[Your task]
Repeat the records below exactly, leaving out any pictures.

%%

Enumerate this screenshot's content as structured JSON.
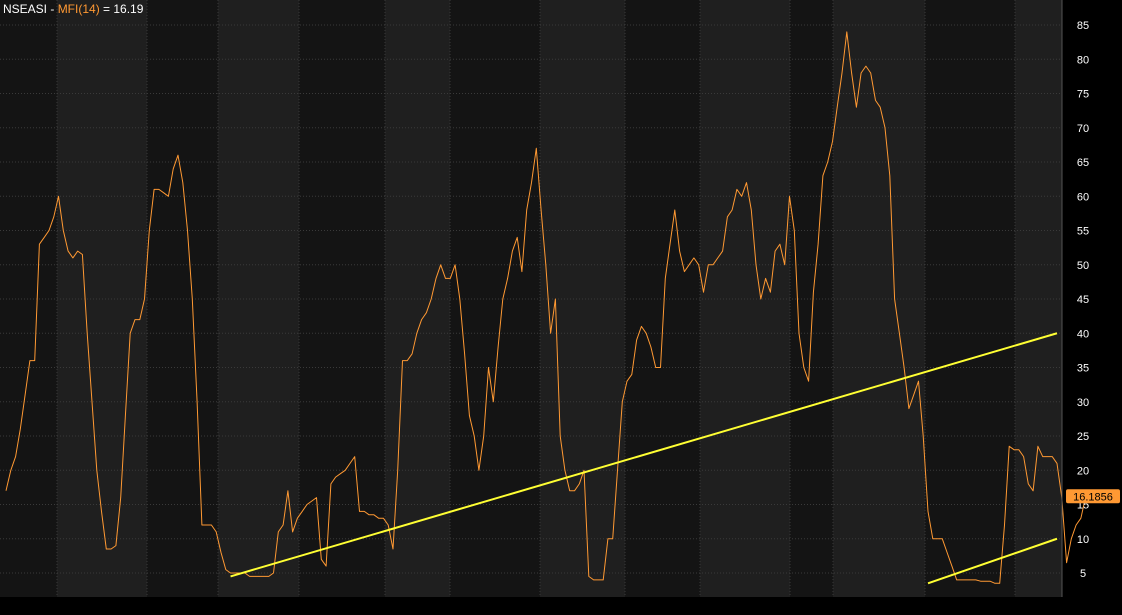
{
  "legend": {
    "symbol": "NSEASI",
    "sep": " - ",
    "indicator": "MFI(14)",
    "equals": " = ",
    "value": "16.19"
  },
  "last_value_label": "16.1856",
  "colors": {
    "background": "#000000",
    "band_dark": "#141414",
    "band_light": "#1f1f1f",
    "grid": "#3a3a3a",
    "line": "#ff9933",
    "trendline": "#ffff33",
    "axis_text": "#ffffff",
    "value_tag": "#ff9933"
  },
  "chart_data": {
    "type": "line",
    "title": "",
    "series": [
      {
        "name": "MFI(14)",
        "values": [
          17,
          20,
          22,
          26,
          31,
          36,
          36,
          53,
          54,
          55,
          57,
          60,
          55,
          52,
          51,
          52,
          51.5,
          40,
          30,
          20,
          14,
          8.5,
          8.5,
          9,
          16,
          28,
          40,
          42,
          42,
          45,
          55,
          61,
          61,
          60.5,
          60,
          64,
          66,
          62,
          55,
          45,
          30,
          12,
          12,
          12,
          11,
          8,
          5.5,
          5,
          5,
          5,
          5,
          4.5,
          4.5,
          4.5,
          4.5,
          4.5,
          5,
          11,
          12,
          17,
          11,
          13,
          14,
          15,
          15.5,
          16,
          7,
          6,
          18,
          19,
          19.5,
          20,
          21,
          22,
          14,
          14,
          13.5,
          13.5,
          13,
          13,
          12,
          8.5,
          20,
          36,
          36,
          37,
          40,
          42,
          43,
          45,
          48,
          50,
          48,
          48,
          50,
          45,
          37,
          28,
          25,
          20,
          25,
          35,
          30,
          38,
          45,
          48,
          52,
          54,
          49,
          58,
          62,
          67,
          58,
          50,
          40,
          45,
          25,
          20,
          17,
          17,
          18,
          20,
          4.5,
          4,
          4,
          4,
          10,
          10,
          20,
          30,
          33,
          34,
          39,
          41,
          40,
          38,
          35,
          35,
          48,
          53,
          58,
          52,
          49,
          50,
          51,
          50,
          46,
          50,
          50,
          51,
          52,
          57,
          58,
          61,
          60,
          62,
          58,
          50,
          45,
          48,
          46,
          52,
          53,
          50,
          60,
          55,
          40,
          35,
          33,
          46,
          53,
          63,
          65,
          68,
          73,
          78,
          84,
          78,
          73,
          78,
          79,
          78,
          74,
          73,
          70,
          63,
          45,
          40,
          35,
          29,
          31,
          33,
          25,
          14,
          10,
          10,
          10,
          8,
          6,
          4,
          4,
          4,
          4,
          4,
          3.8,
          3.8,
          3.8,
          3.5,
          3.5,
          12,
          23.5,
          23,
          23,
          22,
          18,
          17,
          23.5,
          22,
          22,
          22,
          21,
          16,
          6.5,
          10,
          12,
          13,
          16.2
        ]
      }
    ],
    "trendlines": [
      {
        "x": [
          47,
          220
        ],
        "y": [
          4.5,
          40
        ]
      },
      {
        "x": [
          193,
          220
        ],
        "y": [
          3.5,
          10
        ]
      }
    ],
    "x_count": 221,
    "yticks": [
      5,
      10,
      15,
      20,
      25,
      30,
      35,
      40,
      45,
      50,
      55,
      60,
      65,
      70,
      75,
      80,
      85
    ],
    "ylim": [
      0,
      87
    ],
    "grid": true,
    "axis_position": "right"
  }
}
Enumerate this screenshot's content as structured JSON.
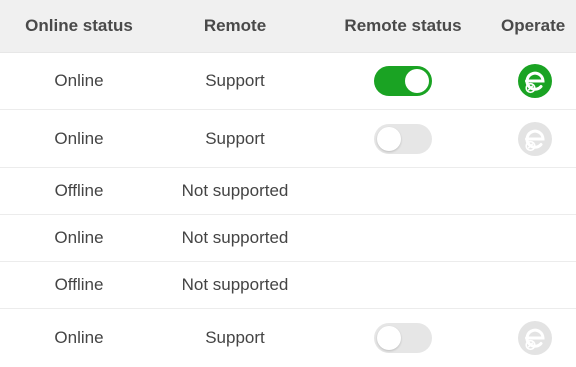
{
  "columns": {
    "online_status": "Online status",
    "remote": "Remote",
    "remote_status": "Remote status",
    "operate": "Operate"
  },
  "rows": [
    {
      "online": "Online",
      "remote": "Support",
      "toggle": "on",
      "operate": "active"
    },
    {
      "online": "Online",
      "remote": "Support",
      "toggle": "off",
      "operate": "disabled"
    },
    {
      "online": "Offline",
      "remote": "Not supported",
      "toggle": null,
      "operate": null
    },
    {
      "online": "Online",
      "remote": "Not supported",
      "toggle": null,
      "operate": null
    },
    {
      "online": "Offline",
      "remote": "Not supported",
      "toggle": null,
      "operate": null
    },
    {
      "online": "Online",
      "remote": "Support",
      "toggle": "off",
      "operate": "disabled"
    }
  ],
  "icons": {
    "operate": "remote-control-icon"
  },
  "colors": {
    "toggle_on": "#1aa323",
    "toggle_off": "#e6e6e6",
    "operate_active": "#1aa323",
    "operate_disabled": "#e3e3e3",
    "header_bg": "#f0f0f0"
  }
}
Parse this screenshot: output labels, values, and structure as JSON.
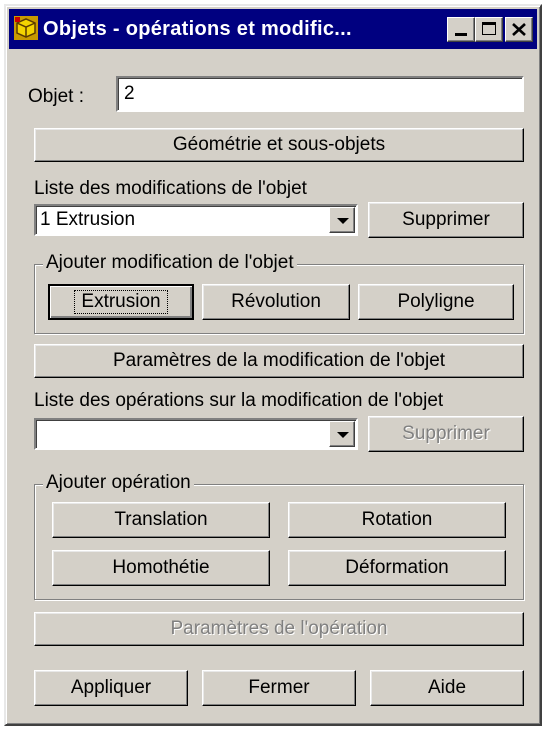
{
  "window": {
    "title": "Objets - opérations et modific...",
    "controls": [
      "minimize-icon",
      "maximize-icon",
      "close-icon"
    ]
  },
  "objet": {
    "label": "Objet :",
    "value": "2"
  },
  "geometry_button": "Géométrie et sous-objets",
  "modifications": {
    "label": "Liste des modifications de l'objet",
    "selected": "1 Extrusion",
    "delete_label": "Supprimer"
  },
  "add_modification": {
    "legend": "Ajouter modification de l'objet",
    "buttons": [
      "Extrusion",
      "Révolution",
      "Polyligne"
    ]
  },
  "modification_params_button": "Paramètres de la modification de l'objet",
  "operations": {
    "label": "Liste des opérations sur la modification de l'objet",
    "selected": "",
    "delete_label": "Supprimer"
  },
  "add_operation": {
    "legend": "Ajouter opération",
    "buttons": [
      "Translation",
      "Rotation",
      "Homothétie",
      "Déformation"
    ]
  },
  "operation_params_button": "Paramètres de l'opération",
  "footer": {
    "apply": "Appliquer",
    "close": "Fermer",
    "help": "Aide"
  }
}
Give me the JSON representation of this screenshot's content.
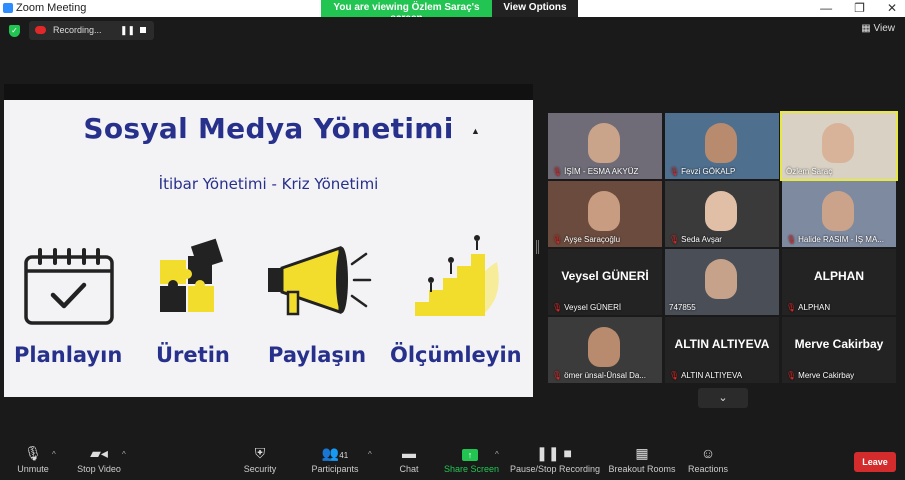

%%

[Task solution]
Enumerate this screenshot's content as structured JSON.
{
  "legend": {
    "symbol": "NSEASI",
    "sep": " - ",
    "indicator": "MFI(14)",
    "equals": " = ",
    "value": "16.19"
  },
  "last_value_label": "16.1856",
  "colors": {
    "background": "#000000",
    "band_dark": "#141414",
    "band_light": "#1f1f1f",
    "grid": "#3a3a3a",
    "line": "#ff9933",
    "trendline": "#ffff33",
    "axis_text": "#ffffff",
    "value_tag": "#ff9933"
  },
  "chart_data": {
    "type": "line",
    "title": "",
    "series": [
      {
        "name": "MFI(14)",
        "values": [
          17,
          20,
          22,
          26,
          31,
          36,
          36,
          53,
          54,
          55,
          57,
          60,
          55,
          52,
          51,
          52,
          51.5,
          40,
          30,
          20,
          14,
          8.5,
          8.5,
          9,
          16,
          28,
          40,
          42,
          42,
          45,
          55,
          61,
          61,
          60.5,
          60,
          64,
          66,
          62,
          55,
          45,
          30,
          12,
          12,
          12,
          11,
          8,
          5.5,
          5,
          5,
          5,
          5,
          4.5,
          4.5,
          4.5,
          4.5,
          4.5,
          5,
          11,
          12,
          17,
          11,
          13,
          14,
          15,
          15.5,
          16,
          7,
          6,
          18,
          19,
          19.5,
          20,
          21,
          22,
          14,
          14,
          13.5,
          13.5,
          13,
          13,
          12,
          8.5,
          20,
          36,
          36,
          37,
          40,
          42,
          43,
          45,
          48,
          50,
          48,
          48,
          50,
          45,
          37,
          28,
          25,
          20,
          25,
          35,
          30,
          38,
          45,
          48,
          52,
          54,
          49,
          58,
          62,
          67,
          58,
          50,
          40,
          45,
          25,
          20,
          17,
          17,
          18,
          20,
          4.5,
          4,
          4,
          4,
          10,
          10,
          20,
          30,
          33,
          34,
          39,
          41,
          40,
          38,
          35,
          35,
          48,
          53,
          58,
          52,
          49,
          50,
          51,
          50,
          46,
          50,
          50,
          51,
          52,
          57,
          58,
          61,
          60,
          62,
          58,
          50,
          45,
          48,
          46,
          52,
          53,
          50,
          60,
          55,
          40,
          35,
          33,
          46,
          53,
          63,
          65,
          68,
          73,
          78,
          84,
          78,
          73,
          78,
          79,
          78,
          74,
          73,
          70,
          63,
          45,
          40,
          35,
          29,
          31,
          33,
          25,
          14,
          10,
          10,
          10,
          8,
          6,
          4,
          4,
          4,
          4,
          4,
          3.8,
          3.8,
          3.8,
          3.5,
          3.5,
          12,
          23.5,
          23,
          23,
          22,
          18,
          17,
          23.5,
          22,
          22,
          22,
          21,
          16,
          6.5,
          10,
          12,
          13,
          16.2
        ]
      }
    ],
    "trendlines": [
      {
        "x": [
          47,
          220
        ],
        "y": [
          4.5,
          40
        ]
      },
      {
        "x": [
          193,
          220
        ],
        "y": [
          3.5,
          10
        ]
      }
    ],
    "x_count": 221,
    "yticks": [
      5,
      10,
      15,
      20,
      25,
      30,
      35,
      40,
      45,
      50,
      55,
      60,
      65,
      70,
      75,
      80,
      85
    ],
    "ylim": [
      0,
      87
    ],
    "grid": true,
    "axis_position": "right"
  }
}
Enumerate this screenshot's content as structured JSON.
{
  "columns": {
    "online_status": "Online status",
    "remote": "Remote",
    "remote_status": "Remote status",
    "operate": "Operate"
  },
  "rows": [
    {
      "online": "Online",
      "remote": "Support",
      "toggle": "on",
      "operate": "active"
    },
    {
      "online": "Online",
      "remote": "Support",
      "toggle": "off",
      "operate": "disabled"
    },
    {
      "online": "Offline",
      "remote": "Not supported",
      "toggle": null,
      "operate": null
    },
    {
      "online": "Online",
      "remote": "Not supported",
      "toggle": null,
      "operate": null
    },
    {
      "online": "Offline",
      "remote": "Not supported",
      "toggle": null,
      "operate": null
    },
    {
      "online": "Online",
      "remote": "Support",
      "toggle": "off",
      "operate": "disabled"
    }
  ],
  "icons": {
    "operate": "remote-control-icon"
  },
  "colors": {
    "toggle_on": "#1aa323",
    "toggle_off": "#e6e6e6",
    "operate_active": "#1aa323",
    "operate_disabled": "#e3e3e3",
    "header_bg": "#f0f0f0"
  }
}
Parse this screenshot: output labels, values, and structure as JSON.
{
  "window": {
    "title": "Objets - opérations et modific...",
    "controls": [
      "minimize-icon",
      "maximize-icon",
      "close-icon"
    ]
  },
  "objet": {
    "label": "Objet :",
    "value": "2"
  },
  "geometry_button": "Géométrie et sous-objets",
  "modifications": {
    "label": "Liste des modifications de l'objet",
    "selected": "1 Extrusion",
    "delete_label": "Supprimer"
  },
  "add_modification": {
    "legend": "Ajouter modification de l'objet",
    "buttons": [
      "Extrusion",
      "Révolution",
      "Polyligne"
    ]
  },
  "modification_params_button": "Paramètres de la modification de l'objet",
  "operations": {
    "label": "Liste des opérations sur la modification de l'objet",
    "selected": "",
    "delete_label": "Supprimer"
  },
  "add_operation": {
    "legend": "Ajouter opération",
    "buttons": [
      "Translation",
      "Rotation",
      "Homothétie",
      "Déformation"
    ]
  },
  "operation_params_button": "Paramètres de l'opération",
  "footer": {
    "apply": "Appliquer",
    "close": "Fermer",
    "help": "Aide"
  }
}
Give me the JSON representation of this screenshot's content.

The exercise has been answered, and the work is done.